(Beginning of RECORDS SHOWN)

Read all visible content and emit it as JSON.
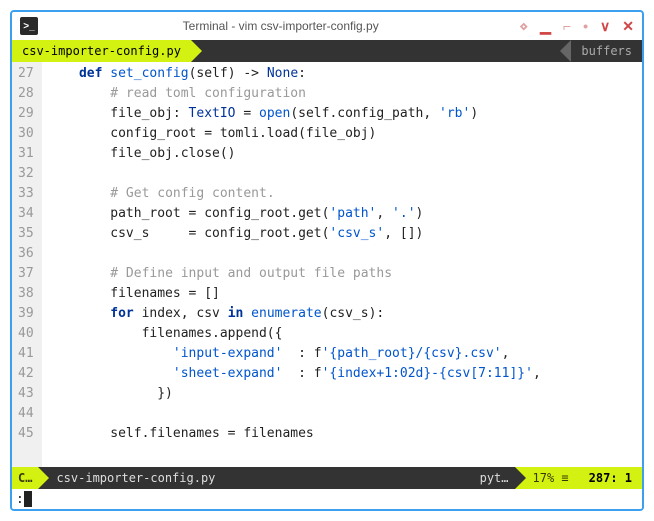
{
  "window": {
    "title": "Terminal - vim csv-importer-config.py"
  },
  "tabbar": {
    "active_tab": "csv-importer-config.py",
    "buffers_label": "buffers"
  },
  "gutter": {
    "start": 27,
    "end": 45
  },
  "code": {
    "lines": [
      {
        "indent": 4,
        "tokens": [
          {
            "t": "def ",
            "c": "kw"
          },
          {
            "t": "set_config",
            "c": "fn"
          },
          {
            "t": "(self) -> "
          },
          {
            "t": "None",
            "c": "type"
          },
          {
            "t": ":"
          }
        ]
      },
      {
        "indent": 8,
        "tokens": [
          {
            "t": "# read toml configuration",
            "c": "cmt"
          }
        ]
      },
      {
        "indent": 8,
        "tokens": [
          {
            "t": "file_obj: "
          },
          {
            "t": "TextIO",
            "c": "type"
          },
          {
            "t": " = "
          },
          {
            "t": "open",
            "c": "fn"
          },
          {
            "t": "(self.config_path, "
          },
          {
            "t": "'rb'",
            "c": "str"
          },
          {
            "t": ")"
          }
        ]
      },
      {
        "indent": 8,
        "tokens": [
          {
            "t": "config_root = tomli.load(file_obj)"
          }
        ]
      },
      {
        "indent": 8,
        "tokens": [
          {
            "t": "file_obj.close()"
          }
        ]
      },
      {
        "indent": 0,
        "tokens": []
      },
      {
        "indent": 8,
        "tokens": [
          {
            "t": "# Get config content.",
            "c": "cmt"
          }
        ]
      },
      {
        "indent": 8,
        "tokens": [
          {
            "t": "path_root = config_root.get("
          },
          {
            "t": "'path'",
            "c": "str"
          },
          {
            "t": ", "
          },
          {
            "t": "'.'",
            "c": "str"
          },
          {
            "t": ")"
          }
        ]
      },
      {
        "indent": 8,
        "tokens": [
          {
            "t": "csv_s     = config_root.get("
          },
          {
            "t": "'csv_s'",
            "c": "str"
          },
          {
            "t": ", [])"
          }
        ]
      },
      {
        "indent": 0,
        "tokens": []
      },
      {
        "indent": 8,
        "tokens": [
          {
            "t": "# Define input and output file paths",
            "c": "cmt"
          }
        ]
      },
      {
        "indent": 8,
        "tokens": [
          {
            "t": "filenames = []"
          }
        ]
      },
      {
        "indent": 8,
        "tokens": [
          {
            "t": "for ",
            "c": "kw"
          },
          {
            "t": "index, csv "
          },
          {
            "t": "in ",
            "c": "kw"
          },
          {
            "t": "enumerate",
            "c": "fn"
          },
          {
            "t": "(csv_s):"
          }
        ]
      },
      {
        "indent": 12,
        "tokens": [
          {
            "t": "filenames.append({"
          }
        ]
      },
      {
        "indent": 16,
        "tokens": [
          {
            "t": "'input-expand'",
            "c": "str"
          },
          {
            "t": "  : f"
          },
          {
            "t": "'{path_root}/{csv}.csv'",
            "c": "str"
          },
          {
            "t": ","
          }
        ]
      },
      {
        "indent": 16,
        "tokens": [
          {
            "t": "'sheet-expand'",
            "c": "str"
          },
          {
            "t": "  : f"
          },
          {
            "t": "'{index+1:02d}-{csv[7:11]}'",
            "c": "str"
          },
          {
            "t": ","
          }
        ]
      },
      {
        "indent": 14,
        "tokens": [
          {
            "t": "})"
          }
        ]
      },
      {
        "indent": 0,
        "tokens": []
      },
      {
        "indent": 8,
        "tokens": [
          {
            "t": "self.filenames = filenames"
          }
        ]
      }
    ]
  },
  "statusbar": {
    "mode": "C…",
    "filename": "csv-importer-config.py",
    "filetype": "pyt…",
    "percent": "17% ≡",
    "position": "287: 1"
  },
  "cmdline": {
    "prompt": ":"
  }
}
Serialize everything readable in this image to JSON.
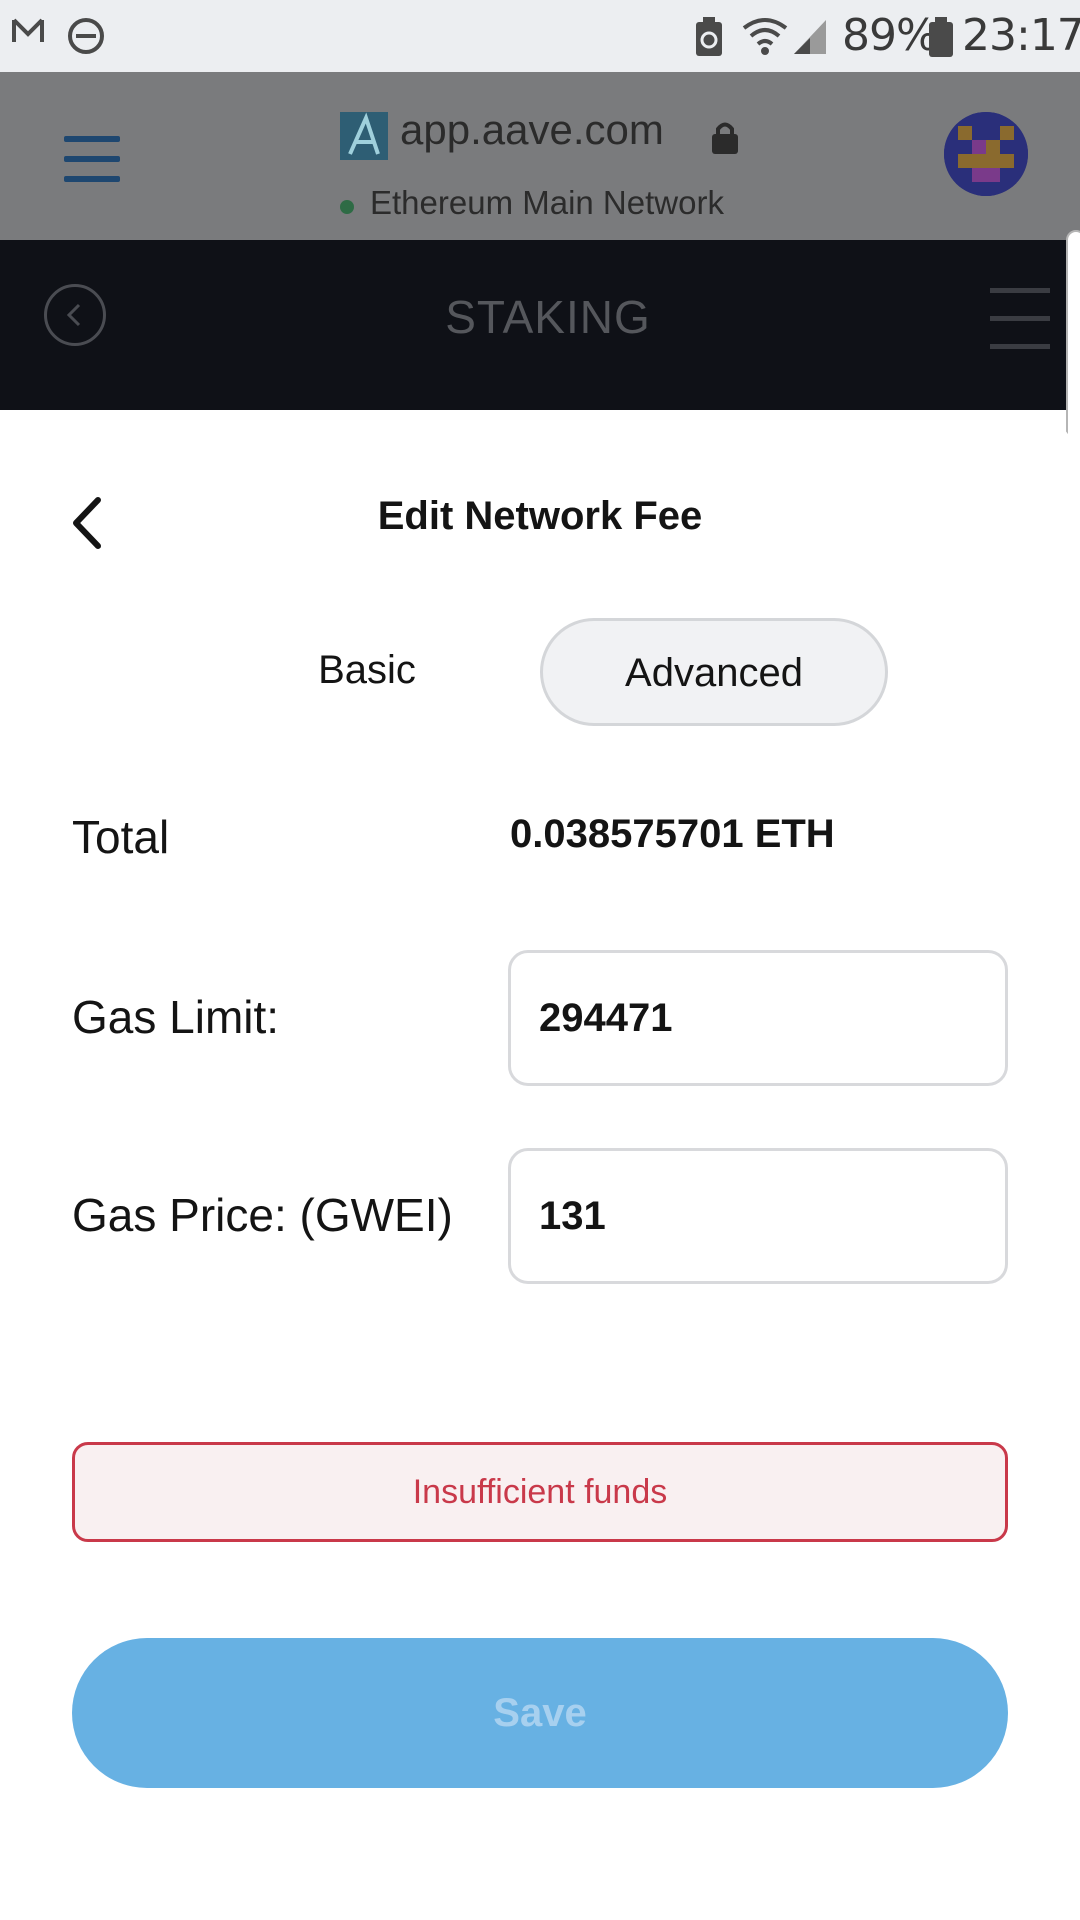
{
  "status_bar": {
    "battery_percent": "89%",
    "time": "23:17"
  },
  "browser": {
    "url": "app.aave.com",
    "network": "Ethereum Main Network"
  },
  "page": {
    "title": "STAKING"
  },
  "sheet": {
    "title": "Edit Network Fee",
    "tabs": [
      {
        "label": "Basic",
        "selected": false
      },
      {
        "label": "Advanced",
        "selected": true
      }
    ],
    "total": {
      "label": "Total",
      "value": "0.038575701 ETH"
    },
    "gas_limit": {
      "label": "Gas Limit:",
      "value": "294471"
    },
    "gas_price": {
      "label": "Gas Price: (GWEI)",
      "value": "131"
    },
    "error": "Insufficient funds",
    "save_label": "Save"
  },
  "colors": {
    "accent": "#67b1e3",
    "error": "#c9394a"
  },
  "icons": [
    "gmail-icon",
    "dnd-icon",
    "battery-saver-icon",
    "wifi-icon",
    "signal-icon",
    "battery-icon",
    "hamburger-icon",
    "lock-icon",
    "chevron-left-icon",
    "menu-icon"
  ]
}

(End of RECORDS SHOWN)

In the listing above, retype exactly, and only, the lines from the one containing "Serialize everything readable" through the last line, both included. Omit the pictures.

Serialize everything readable in this image to JSON.
{
  "status_bar": {
    "battery_percent": "89%",
    "time": "23:17"
  },
  "browser": {
    "url": "app.aave.com",
    "network": "Ethereum Main Network"
  },
  "page": {
    "title": "STAKING"
  },
  "sheet": {
    "title": "Edit Network Fee",
    "tabs": [
      {
        "label": "Basic",
        "selected": false
      },
      {
        "label": "Advanced",
        "selected": true
      }
    ],
    "total": {
      "label": "Total",
      "value": "0.038575701 ETH"
    },
    "gas_limit": {
      "label": "Gas Limit:",
      "value": "294471"
    },
    "gas_price": {
      "label": "Gas Price: (GWEI)",
      "value": "131"
    },
    "error": "Insufficient funds",
    "save_label": "Save"
  },
  "colors": {
    "accent": "#67b1e3",
    "error": "#c9394a"
  },
  "icons": [
    "gmail-icon",
    "dnd-icon",
    "battery-saver-icon",
    "wifi-icon",
    "signal-icon",
    "battery-icon",
    "hamburger-icon",
    "lock-icon",
    "chevron-left-icon",
    "menu-icon"
  ]
}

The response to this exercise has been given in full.